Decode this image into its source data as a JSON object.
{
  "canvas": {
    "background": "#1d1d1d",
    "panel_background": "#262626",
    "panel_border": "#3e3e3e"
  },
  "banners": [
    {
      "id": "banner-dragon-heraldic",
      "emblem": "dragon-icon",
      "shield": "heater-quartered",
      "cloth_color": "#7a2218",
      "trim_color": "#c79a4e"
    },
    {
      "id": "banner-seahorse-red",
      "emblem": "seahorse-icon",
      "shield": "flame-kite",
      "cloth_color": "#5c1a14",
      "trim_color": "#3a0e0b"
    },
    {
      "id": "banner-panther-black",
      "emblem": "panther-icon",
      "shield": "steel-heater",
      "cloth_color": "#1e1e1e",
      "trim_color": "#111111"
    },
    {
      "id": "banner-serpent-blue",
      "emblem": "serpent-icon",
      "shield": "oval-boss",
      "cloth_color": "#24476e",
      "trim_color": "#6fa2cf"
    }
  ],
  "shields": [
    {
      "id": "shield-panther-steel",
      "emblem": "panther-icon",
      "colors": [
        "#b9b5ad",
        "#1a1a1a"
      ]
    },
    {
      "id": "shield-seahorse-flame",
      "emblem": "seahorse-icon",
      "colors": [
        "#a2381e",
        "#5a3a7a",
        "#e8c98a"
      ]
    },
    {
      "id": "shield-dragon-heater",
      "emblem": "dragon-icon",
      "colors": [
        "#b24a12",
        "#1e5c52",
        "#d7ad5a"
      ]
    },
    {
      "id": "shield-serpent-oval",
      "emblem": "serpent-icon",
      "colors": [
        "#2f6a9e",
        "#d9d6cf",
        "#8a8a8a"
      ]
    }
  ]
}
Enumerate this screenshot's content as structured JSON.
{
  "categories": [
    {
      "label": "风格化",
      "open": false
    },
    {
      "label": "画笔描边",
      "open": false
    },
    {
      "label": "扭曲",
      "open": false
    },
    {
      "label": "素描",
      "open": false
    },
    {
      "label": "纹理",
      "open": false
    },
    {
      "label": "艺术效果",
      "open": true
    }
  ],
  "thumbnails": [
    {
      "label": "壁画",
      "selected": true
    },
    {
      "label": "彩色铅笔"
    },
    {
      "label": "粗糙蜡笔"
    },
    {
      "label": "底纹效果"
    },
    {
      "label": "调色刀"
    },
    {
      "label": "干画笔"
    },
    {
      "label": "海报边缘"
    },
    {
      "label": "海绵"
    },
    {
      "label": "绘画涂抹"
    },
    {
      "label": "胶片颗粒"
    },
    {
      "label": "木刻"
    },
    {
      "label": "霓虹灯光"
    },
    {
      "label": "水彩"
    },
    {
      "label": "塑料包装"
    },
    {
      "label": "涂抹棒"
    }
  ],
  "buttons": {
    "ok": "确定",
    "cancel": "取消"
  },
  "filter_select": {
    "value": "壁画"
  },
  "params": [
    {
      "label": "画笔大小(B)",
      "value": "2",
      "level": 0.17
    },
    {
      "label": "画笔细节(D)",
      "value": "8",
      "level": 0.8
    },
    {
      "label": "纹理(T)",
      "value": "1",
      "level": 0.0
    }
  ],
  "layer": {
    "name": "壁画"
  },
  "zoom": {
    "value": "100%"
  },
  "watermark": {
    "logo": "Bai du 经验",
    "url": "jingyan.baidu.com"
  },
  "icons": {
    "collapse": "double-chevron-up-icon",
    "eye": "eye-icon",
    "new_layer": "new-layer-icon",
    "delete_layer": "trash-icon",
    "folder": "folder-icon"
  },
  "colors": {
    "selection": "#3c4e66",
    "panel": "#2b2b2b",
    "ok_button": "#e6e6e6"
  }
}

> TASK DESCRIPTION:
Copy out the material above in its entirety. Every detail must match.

> RESULT BELOW:
Decode this image into its source data as a JSON object.
{
  "canvas": {
    "background": "#1d1d1d",
    "panel_background": "#262626",
    "panel_border": "#3e3e3e"
  },
  "banners": [
    {
      "id": "banner-dragon-heraldic",
      "emblem": "dragon-icon",
      "shield": "heater-quartered",
      "cloth_color": "#7a2218",
      "trim_color": "#c79a4e"
    },
    {
      "id": "banner-seahorse-red",
      "emblem": "seahorse-icon",
      "shield": "flame-kite",
      "cloth_color": "#5c1a14",
      "trim_color": "#3a0e0b"
    },
    {
      "id": "banner-panther-black",
      "emblem": "panther-icon",
      "shield": "steel-heater",
      "cloth_color": "#1e1e1e",
      "trim_color": "#111111"
    },
    {
      "id": "banner-serpent-blue",
      "emblem": "serpent-icon",
      "shield": "oval-boss",
      "cloth_color": "#24476e",
      "trim_color": "#6fa2cf"
    }
  ],
  "shields": [
    {
      "id": "shield-panther-steel",
      "emblem": "panther-icon",
      "colors": [
        "#b9b5ad",
        "#1a1a1a"
      ]
    },
    {
      "id": "shield-seahorse-flame",
      "emblem": "seahorse-icon",
      "colors": [
        "#a2381e",
        "#5a3a7a",
        "#e8c98a"
      ]
    },
    {
      "id": "shield-dragon-heater",
      "emblem": "dragon-icon",
      "colors": [
        "#b24a12",
        "#1e5c52",
        "#d7ad5a"
      ]
    },
    {
      "id": "shield-serpent-oval",
      "emblem": "serpent-icon",
      "colors": [
        "#2f6a9e",
        "#d9d6cf",
        "#8a8a8a"
      ]
    }
  ]
}
Enumerate this screenshot's content as structured JSON.
{
  "categories": [
    {
      "label": "风格化",
      "open": false
    },
    {
      "label": "画笔描边",
      "open": false
    },
    {
      "label": "扭曲",
      "open": false
    },
    {
      "label": "素描",
      "open": false
    },
    {
      "label": "纹理",
      "open": false
    },
    {
      "label": "艺术效果",
      "open": true
    }
  ],
  "thumbnails": [
    {
      "label": "壁画",
      "selected": true
    },
    {
      "label": "彩色铅笔"
    },
    {
      "label": "粗糙蜡笔"
    },
    {
      "label": "底纹效果"
    },
    {
      "label": "调色刀"
    },
    {
      "label": "干画笔"
    },
    {
      "label": "海报边缘"
    },
    {
      "label": "海绵"
    },
    {
      "label": "绘画涂抹"
    },
    {
      "label": "胶片颗粒"
    },
    {
      "label": "木刻"
    },
    {
      "label": "霓虹灯光"
    },
    {
      "label": "水彩"
    },
    {
      "label": "塑料包装"
    },
    {
      "label": "涂抹棒"
    }
  ],
  "buttons": {
    "ok": "确定",
    "cancel": "取消"
  },
  "filter_select": {
    "value": "壁画"
  },
  "params": [
    {
      "label": "画笔大小(B)",
      "value": "2",
      "level": 0.17
    },
    {
      "label": "画笔细节(D)",
      "value": "8",
      "level": 0.8
    },
    {
      "label": "纹理(T)",
      "value": "1",
      "level": 0.0
    }
  ],
  "layer": {
    "name": "壁画"
  },
  "zoom": {
    "value": "100%"
  },
  "watermark": {
    "logo": "Bai du 经验",
    "url": "jingyan.baidu.com"
  },
  "icons": {
    "collapse": "double-chevron-up-icon",
    "eye": "eye-icon",
    "new_layer": "new-layer-icon",
    "delete_layer": "trash-icon",
    "folder": "folder-icon"
  },
  "colors": {
    "selection": "#3c4e66",
    "panel": "#2b2b2b",
    "ok_button": "#e6e6e6"
  }
}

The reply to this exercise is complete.